PROBLEM TO WORK ON => Your task is to find every line in the records that holds the string "Mining" and copy it.
#####
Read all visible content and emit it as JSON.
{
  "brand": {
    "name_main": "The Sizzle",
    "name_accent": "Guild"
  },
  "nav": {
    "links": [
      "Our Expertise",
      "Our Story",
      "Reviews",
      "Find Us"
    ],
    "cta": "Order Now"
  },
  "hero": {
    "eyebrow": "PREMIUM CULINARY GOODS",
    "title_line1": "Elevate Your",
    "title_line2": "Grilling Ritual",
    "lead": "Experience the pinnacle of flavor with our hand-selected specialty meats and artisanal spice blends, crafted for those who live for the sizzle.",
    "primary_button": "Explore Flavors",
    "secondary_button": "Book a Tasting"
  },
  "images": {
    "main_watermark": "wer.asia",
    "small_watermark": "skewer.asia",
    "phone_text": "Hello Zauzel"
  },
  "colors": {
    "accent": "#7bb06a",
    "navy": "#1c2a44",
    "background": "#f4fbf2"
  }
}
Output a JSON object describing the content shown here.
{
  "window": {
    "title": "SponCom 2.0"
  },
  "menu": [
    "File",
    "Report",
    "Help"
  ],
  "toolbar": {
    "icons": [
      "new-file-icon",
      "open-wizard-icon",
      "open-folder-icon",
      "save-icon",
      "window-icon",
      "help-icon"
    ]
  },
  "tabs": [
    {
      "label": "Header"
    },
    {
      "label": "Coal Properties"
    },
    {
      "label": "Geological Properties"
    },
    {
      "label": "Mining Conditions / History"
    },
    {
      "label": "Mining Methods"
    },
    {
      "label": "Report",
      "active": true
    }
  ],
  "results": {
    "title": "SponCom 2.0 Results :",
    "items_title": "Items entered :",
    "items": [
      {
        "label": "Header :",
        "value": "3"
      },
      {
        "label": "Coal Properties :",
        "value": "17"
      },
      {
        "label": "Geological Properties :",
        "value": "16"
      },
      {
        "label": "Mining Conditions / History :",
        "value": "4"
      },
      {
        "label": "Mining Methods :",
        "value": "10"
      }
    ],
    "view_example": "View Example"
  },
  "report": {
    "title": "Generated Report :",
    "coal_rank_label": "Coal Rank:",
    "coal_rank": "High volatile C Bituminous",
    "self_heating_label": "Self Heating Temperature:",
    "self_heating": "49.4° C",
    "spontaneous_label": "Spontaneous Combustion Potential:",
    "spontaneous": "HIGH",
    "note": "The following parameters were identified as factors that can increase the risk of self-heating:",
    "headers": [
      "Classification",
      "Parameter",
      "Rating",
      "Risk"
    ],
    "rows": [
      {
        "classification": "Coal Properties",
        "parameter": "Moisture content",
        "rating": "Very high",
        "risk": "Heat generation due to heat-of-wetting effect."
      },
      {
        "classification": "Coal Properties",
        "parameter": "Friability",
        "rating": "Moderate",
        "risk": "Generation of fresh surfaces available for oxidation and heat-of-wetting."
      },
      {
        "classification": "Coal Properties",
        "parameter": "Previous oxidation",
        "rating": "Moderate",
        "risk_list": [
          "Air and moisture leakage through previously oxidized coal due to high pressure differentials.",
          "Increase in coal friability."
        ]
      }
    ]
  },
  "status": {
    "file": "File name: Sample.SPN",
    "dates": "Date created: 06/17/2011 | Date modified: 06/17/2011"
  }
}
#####
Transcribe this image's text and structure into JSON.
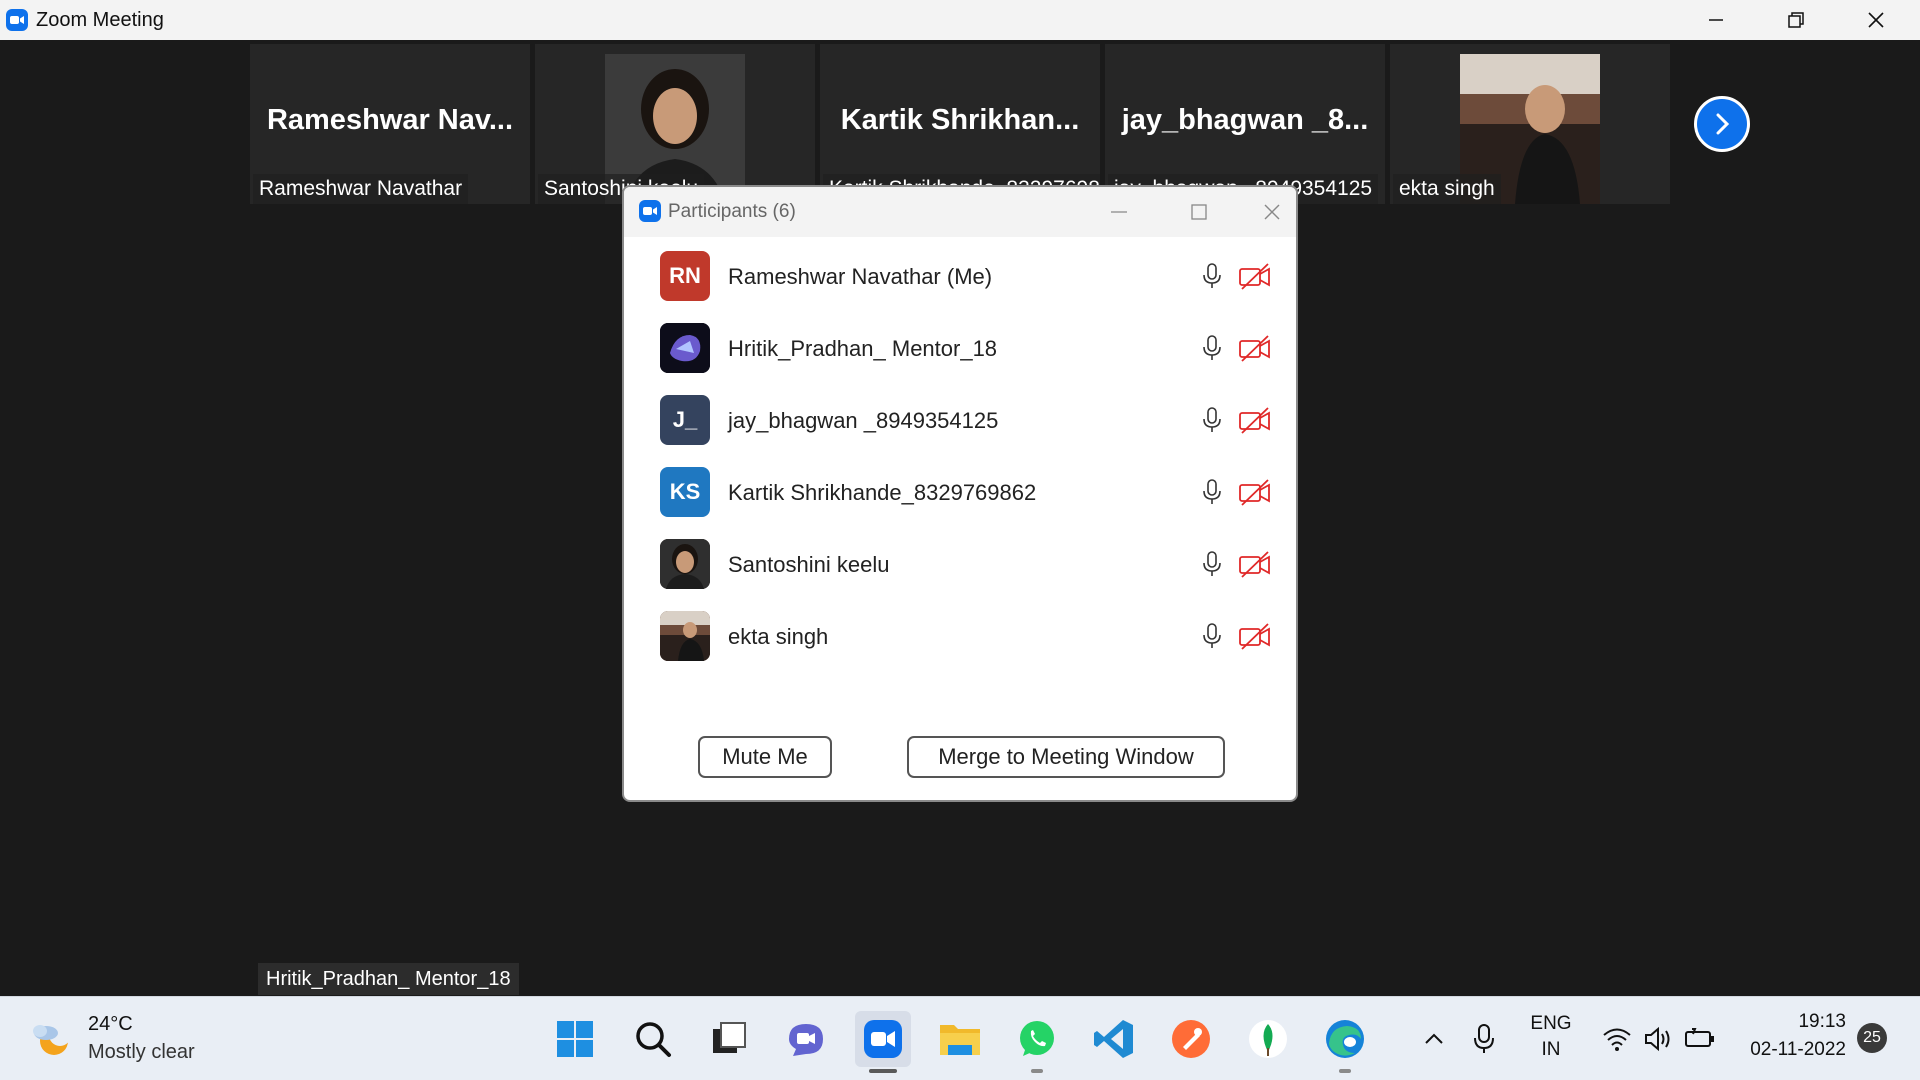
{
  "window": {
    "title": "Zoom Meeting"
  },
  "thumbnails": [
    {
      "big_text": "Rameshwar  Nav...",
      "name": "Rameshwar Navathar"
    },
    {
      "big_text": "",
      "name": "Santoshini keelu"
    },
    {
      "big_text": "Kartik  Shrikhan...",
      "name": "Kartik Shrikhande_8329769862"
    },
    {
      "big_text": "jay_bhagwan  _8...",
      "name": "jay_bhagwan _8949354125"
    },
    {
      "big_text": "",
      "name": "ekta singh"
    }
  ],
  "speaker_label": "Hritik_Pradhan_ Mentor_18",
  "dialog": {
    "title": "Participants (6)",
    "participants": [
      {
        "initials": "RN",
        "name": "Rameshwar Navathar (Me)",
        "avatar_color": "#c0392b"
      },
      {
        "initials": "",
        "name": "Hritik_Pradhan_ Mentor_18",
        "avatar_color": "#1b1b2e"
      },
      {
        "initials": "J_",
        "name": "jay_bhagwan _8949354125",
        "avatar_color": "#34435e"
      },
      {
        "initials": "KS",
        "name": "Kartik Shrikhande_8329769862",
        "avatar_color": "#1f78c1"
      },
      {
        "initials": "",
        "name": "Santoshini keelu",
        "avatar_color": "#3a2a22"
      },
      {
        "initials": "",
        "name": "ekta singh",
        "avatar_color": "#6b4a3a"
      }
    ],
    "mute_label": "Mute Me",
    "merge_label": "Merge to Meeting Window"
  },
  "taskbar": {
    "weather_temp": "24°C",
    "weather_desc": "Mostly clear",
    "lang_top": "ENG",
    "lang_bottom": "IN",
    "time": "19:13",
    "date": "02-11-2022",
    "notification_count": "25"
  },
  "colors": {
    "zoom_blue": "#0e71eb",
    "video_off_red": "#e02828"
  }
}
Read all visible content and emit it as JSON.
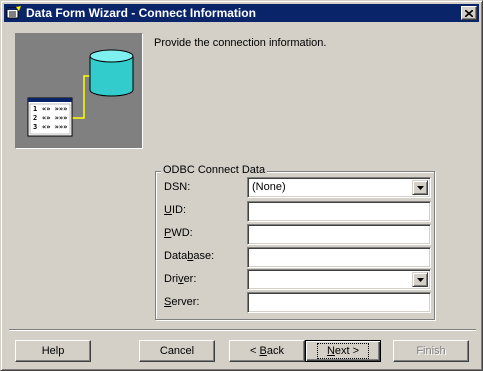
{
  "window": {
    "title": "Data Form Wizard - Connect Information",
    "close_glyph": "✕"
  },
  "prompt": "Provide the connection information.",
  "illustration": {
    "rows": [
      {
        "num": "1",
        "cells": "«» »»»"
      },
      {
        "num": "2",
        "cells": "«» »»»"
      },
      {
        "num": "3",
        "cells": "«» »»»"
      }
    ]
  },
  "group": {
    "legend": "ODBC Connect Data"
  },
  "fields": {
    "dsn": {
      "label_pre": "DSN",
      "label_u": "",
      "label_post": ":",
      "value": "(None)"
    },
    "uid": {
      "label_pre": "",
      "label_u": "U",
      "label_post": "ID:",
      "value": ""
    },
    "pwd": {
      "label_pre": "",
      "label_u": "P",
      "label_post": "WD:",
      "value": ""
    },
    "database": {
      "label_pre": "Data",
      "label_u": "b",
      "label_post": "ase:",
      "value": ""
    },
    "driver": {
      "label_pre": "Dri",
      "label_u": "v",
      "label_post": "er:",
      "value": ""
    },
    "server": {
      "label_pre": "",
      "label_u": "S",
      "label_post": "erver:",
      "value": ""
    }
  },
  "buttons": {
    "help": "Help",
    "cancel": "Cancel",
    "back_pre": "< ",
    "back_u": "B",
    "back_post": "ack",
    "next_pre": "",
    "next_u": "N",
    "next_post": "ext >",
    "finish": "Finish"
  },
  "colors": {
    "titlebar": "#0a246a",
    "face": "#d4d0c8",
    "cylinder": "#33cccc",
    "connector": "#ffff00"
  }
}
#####
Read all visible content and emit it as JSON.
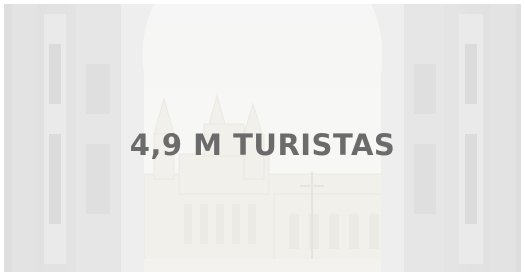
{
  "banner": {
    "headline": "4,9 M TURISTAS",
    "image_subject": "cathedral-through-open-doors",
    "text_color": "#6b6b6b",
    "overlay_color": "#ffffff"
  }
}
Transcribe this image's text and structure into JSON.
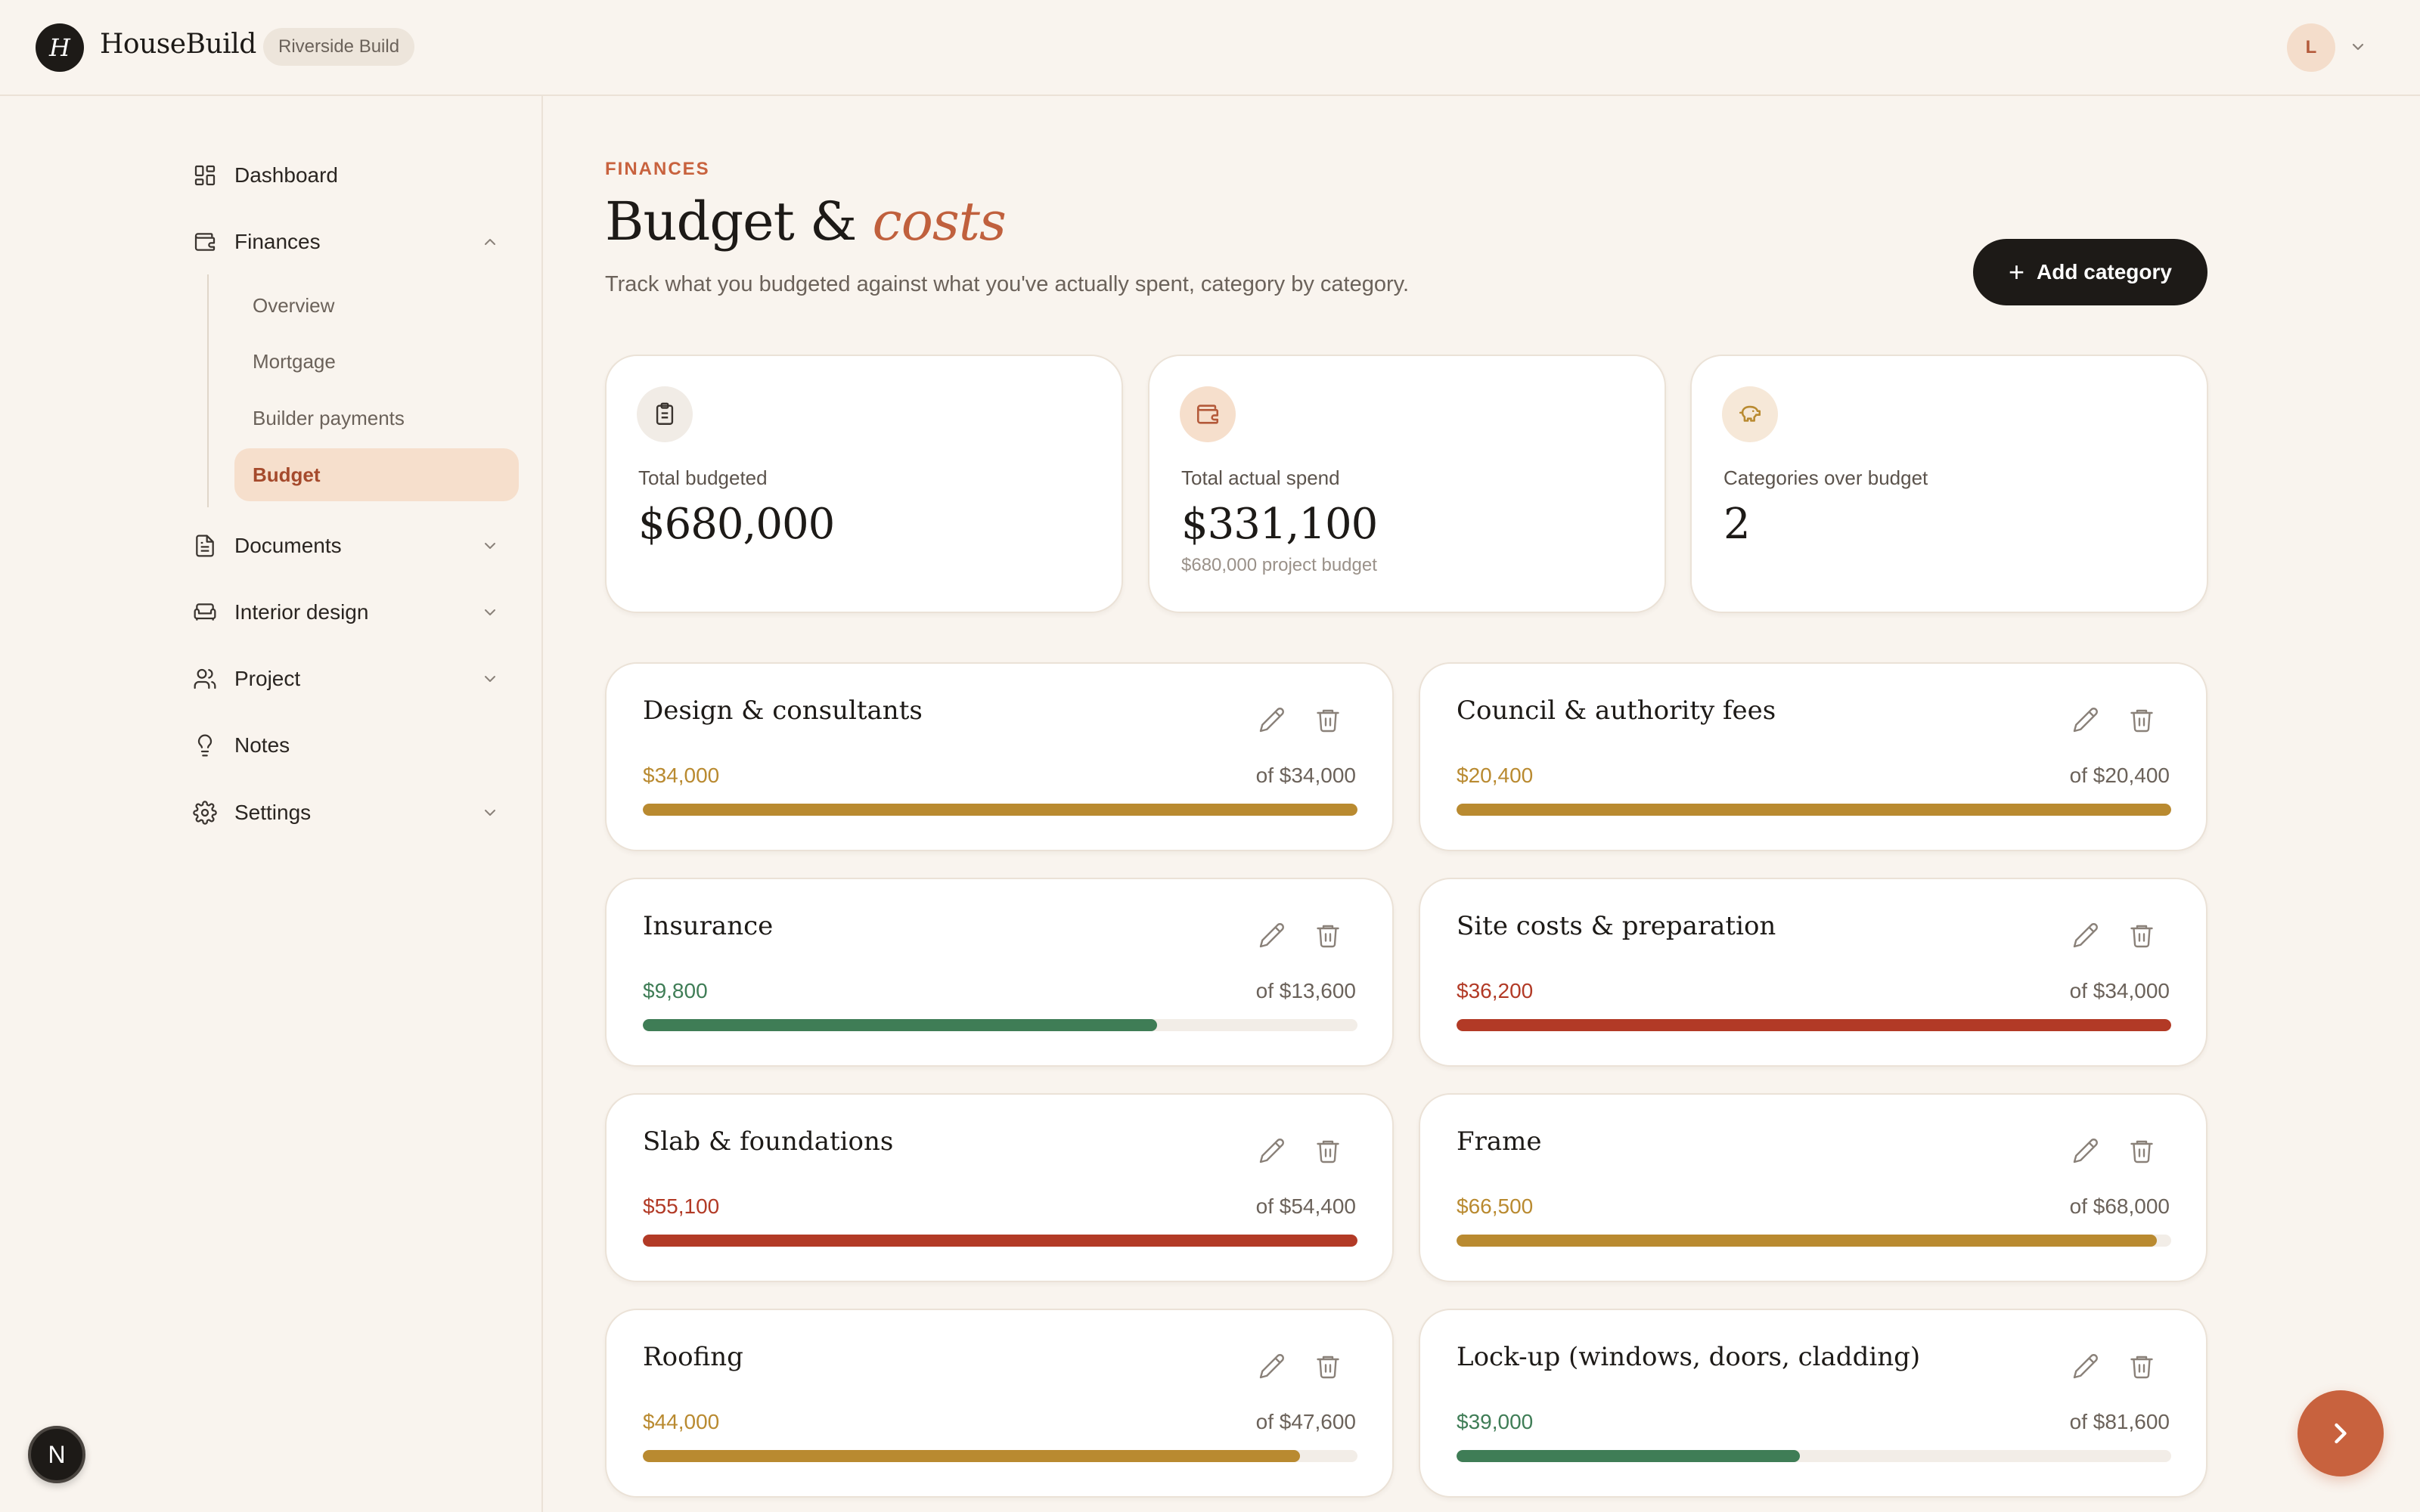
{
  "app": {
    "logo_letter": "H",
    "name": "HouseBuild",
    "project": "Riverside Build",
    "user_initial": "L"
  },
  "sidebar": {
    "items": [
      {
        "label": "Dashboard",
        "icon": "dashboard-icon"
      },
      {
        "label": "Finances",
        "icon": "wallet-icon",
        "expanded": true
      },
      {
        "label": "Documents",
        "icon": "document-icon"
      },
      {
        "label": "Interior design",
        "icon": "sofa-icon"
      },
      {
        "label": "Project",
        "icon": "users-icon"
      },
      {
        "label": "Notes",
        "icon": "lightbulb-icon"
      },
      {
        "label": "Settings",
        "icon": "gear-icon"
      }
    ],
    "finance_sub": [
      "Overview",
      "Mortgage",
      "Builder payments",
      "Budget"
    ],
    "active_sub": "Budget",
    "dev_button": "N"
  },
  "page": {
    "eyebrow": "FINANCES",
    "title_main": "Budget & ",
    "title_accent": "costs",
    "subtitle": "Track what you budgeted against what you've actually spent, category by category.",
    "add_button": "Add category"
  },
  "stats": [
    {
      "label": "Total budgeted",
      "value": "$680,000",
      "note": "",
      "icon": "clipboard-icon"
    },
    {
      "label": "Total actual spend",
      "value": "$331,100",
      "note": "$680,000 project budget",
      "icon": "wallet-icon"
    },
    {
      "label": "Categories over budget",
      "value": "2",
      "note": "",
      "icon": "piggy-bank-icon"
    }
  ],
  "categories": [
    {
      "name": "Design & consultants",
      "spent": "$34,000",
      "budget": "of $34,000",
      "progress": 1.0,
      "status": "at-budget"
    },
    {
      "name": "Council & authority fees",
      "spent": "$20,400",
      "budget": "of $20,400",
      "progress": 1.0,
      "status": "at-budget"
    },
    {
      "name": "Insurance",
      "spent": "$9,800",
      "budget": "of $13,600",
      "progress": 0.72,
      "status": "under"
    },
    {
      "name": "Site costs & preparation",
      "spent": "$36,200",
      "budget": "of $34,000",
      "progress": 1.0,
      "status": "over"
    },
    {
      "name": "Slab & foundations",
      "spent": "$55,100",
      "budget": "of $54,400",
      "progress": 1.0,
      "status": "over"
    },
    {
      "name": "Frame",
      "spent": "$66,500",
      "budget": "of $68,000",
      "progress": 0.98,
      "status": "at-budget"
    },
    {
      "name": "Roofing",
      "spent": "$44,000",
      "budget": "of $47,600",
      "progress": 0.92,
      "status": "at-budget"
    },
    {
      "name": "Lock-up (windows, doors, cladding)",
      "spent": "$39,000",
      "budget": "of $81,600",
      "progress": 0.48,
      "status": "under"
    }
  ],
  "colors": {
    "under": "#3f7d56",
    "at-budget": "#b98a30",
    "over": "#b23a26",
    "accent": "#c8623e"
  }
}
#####
TASK RESULT =>
      "label": "Mining Conditions / History"
      "label": "Mining Methods"
        "label": "Mining Conditions / History :",
        "label": "Mining Methods :",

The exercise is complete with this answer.